Ocean acidification has the potential to undermine dramatically the growth, behavior, and survival of numerous marine organisms, including oysters, clams, urchins, corals, and calcareous plankton. In collaboration with partners worldwide, we are working to increase monitoring of ocean acidification, and help shellfish farmers address the negative impacts that are already affecting their industries. Our efforts to achieve an ambitious, durable international agreement at the United Nations climate meeting in Paris later this year, and the stated intention of the United States to cut net greenhouse gas emissions 26-28 percent below 2005 levels in 2025, will contribute substantively to protecting these resources and the businesses and people that depend on them.

Although we are making progress to address the challenges the ocean faces, there is much more to be done. The world will come together again in October when Chile hosts the next Our Ocean conference and we will keep up the momentum for action.
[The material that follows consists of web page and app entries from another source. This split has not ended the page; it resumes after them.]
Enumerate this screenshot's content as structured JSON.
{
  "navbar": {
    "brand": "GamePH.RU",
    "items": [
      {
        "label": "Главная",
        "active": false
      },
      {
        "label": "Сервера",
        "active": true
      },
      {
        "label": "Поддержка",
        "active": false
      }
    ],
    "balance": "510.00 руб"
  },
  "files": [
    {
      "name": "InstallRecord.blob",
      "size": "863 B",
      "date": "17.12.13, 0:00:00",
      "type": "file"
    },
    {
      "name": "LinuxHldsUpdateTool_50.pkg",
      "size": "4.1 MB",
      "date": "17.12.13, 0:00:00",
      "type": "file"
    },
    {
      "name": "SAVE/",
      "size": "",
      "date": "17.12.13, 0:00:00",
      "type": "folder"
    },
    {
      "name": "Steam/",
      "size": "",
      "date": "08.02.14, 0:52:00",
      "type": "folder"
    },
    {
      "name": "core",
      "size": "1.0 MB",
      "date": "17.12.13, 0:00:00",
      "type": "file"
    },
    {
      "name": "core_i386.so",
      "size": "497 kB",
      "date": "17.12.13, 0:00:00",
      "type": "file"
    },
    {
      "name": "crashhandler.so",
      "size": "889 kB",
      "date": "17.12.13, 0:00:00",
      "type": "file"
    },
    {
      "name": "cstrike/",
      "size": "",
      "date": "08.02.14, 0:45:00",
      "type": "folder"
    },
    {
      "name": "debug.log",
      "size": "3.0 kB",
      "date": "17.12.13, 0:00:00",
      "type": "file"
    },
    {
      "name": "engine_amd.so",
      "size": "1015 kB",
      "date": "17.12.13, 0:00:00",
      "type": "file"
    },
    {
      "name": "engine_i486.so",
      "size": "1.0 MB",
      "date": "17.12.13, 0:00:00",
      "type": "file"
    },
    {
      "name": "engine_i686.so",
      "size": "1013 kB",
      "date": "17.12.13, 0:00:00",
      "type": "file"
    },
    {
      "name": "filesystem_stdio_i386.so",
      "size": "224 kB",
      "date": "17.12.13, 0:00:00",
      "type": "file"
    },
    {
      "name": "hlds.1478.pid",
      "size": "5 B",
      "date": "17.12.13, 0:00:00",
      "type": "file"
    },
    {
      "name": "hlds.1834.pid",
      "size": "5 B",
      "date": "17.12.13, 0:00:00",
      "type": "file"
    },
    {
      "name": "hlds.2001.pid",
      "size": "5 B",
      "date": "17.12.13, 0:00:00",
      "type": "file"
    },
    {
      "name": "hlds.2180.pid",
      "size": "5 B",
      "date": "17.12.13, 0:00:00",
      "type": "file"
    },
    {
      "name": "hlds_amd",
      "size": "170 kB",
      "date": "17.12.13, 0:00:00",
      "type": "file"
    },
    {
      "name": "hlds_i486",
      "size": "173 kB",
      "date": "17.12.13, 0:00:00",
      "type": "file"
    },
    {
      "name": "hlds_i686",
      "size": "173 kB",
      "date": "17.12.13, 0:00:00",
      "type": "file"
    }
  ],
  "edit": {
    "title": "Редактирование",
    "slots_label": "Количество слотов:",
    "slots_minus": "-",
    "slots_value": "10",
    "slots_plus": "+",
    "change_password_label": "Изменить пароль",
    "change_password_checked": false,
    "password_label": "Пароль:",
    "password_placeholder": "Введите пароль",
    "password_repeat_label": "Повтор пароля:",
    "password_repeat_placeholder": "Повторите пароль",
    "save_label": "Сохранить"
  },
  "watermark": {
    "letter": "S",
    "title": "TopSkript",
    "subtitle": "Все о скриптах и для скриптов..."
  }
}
Protecting the ocean is not just a job for governments. Whether you live on the coast or thousands of miles from the nearest beach, each of us needs to take action to keep the ocean healthy. Carrying a reusable grocery bag, eating only sustainable seafood, and biking to work to reduce your carbon footprint can make a big difference when millions of us each do our part. Let’s all join together for our ocean — not just on World Oceans Day, but every day.  ………..’